Campos recently co-led a study to generate stable oligophenylene-bridged bis(triarylamines) with mono- and di-radical cation character that, when individually anchored between two gold electrodes, performed as highly conductive molecular wires. Thanks to its radical nature, conductance through the wire increases with increasing length of the molecule, the team showed.
Extracting information from single molecules and implementing those concepts in chemistry can be still quite the challenge, Campos notes – but extremely valuable. ‘Getting information from photochemical processes in single molecules is still quite difficult, and the same for spin processes imparted by both open shell systems and excited states.
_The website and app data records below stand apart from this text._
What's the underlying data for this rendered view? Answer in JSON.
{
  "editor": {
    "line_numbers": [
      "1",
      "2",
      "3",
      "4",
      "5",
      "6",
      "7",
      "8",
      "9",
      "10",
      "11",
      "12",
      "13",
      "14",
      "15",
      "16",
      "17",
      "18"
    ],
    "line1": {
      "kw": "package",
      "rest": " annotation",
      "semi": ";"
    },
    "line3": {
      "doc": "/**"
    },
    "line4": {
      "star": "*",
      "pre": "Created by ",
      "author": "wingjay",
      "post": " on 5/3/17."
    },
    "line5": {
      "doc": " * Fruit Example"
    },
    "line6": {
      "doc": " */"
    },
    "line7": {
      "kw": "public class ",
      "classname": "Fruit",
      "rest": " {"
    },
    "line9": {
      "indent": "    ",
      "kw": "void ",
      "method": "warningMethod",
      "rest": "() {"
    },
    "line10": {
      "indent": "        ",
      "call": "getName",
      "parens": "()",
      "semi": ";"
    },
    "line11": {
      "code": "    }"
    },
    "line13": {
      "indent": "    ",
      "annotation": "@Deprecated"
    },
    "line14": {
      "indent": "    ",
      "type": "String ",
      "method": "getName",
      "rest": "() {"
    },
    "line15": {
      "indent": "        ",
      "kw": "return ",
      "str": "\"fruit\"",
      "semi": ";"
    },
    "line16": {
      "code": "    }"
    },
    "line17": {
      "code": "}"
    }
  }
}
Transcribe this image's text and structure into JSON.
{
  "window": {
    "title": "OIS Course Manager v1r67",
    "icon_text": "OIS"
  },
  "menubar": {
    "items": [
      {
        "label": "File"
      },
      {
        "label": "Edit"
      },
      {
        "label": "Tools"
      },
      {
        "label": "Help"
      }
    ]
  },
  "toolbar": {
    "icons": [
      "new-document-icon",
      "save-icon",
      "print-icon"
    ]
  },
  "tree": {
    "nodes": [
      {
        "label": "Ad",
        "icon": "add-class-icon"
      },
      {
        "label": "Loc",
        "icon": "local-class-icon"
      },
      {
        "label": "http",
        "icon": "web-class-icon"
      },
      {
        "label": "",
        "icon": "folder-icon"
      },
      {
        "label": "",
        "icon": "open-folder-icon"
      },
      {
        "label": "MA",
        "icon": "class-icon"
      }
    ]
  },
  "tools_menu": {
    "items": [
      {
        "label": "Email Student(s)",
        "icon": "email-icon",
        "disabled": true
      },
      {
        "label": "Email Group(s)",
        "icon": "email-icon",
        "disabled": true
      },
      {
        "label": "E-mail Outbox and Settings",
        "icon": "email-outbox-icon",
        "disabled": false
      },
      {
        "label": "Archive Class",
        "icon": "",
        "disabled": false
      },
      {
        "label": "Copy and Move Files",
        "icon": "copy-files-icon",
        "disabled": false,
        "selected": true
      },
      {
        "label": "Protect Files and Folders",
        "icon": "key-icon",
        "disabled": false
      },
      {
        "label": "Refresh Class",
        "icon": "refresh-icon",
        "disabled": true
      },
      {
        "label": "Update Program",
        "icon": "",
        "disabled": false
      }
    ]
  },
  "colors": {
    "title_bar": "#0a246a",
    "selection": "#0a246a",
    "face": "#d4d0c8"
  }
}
But this is certainly coming, from the chemistry point of view,’ he says.
Chemists might be enjoying the tools that have been developed in the quest for the molecular nanocomputer – but chemistry can, in turn, also contribute to the original goal of single-molecule electronic circuitry.
Hong and his team were using single-molecule experiments to explore the electrostatic catalysis effect on organic reactions when inspiration struck. ‘We started to wonder if we can use this effect to manipulate a single-molecule logic gate,’ he says. Rather than connect more than one molecule into a circuit to achieve logic function, could a multifunctional single molecule – one that could be flipped between two states using the electric field – achieve the same effect, eliminating the need to wire multiple molecules into the circuit?
In July 2022, the team published their latest step forward, a room temperature stable metallofullerene-based single-molecule memristor device. The C88 fullerene cage contains a [Sc2C2] group whose orientation can be flipped between two stable states using voltage pulses. As the current flow through the molecule differs in each state, the molecule could perform as a logic gate, and also be used for data storage.
‘Originally this work was not for electronics at all, it was to study chemical reactions, but we found this effect can be used to rotate the dipole of the metal cluster in these fullerenes,’ Hong says. ‘Now we have the molecular logic gate, in principle we can design a chip with molecular device which can have some basic logical function. Even it if it is just like “Hello world!”, “Hello molecular computer!”’
The target now is to integrate 100 or even 1000 fullerene logic gates in a chip, Hong says. ‘We are trying hard to achieve something in time to dedicate to the 50th birthday of molecular electronics, 50 years since the very famous 1974 paper by Ratner and Aviram,’ he says.
‘If we can make a chip in two years as we expect, this technique is still very far from industry,’ Hong adds. ‘But even if it is very slow and very stupid, even if it is not economic or efficient, no better than silicon – if it demonstrates very basic function, it is still a big step forward for molecular electronics and for chemists to really think about the future.’
James Mitchell Crow is a science writer based in Melbourne, Australia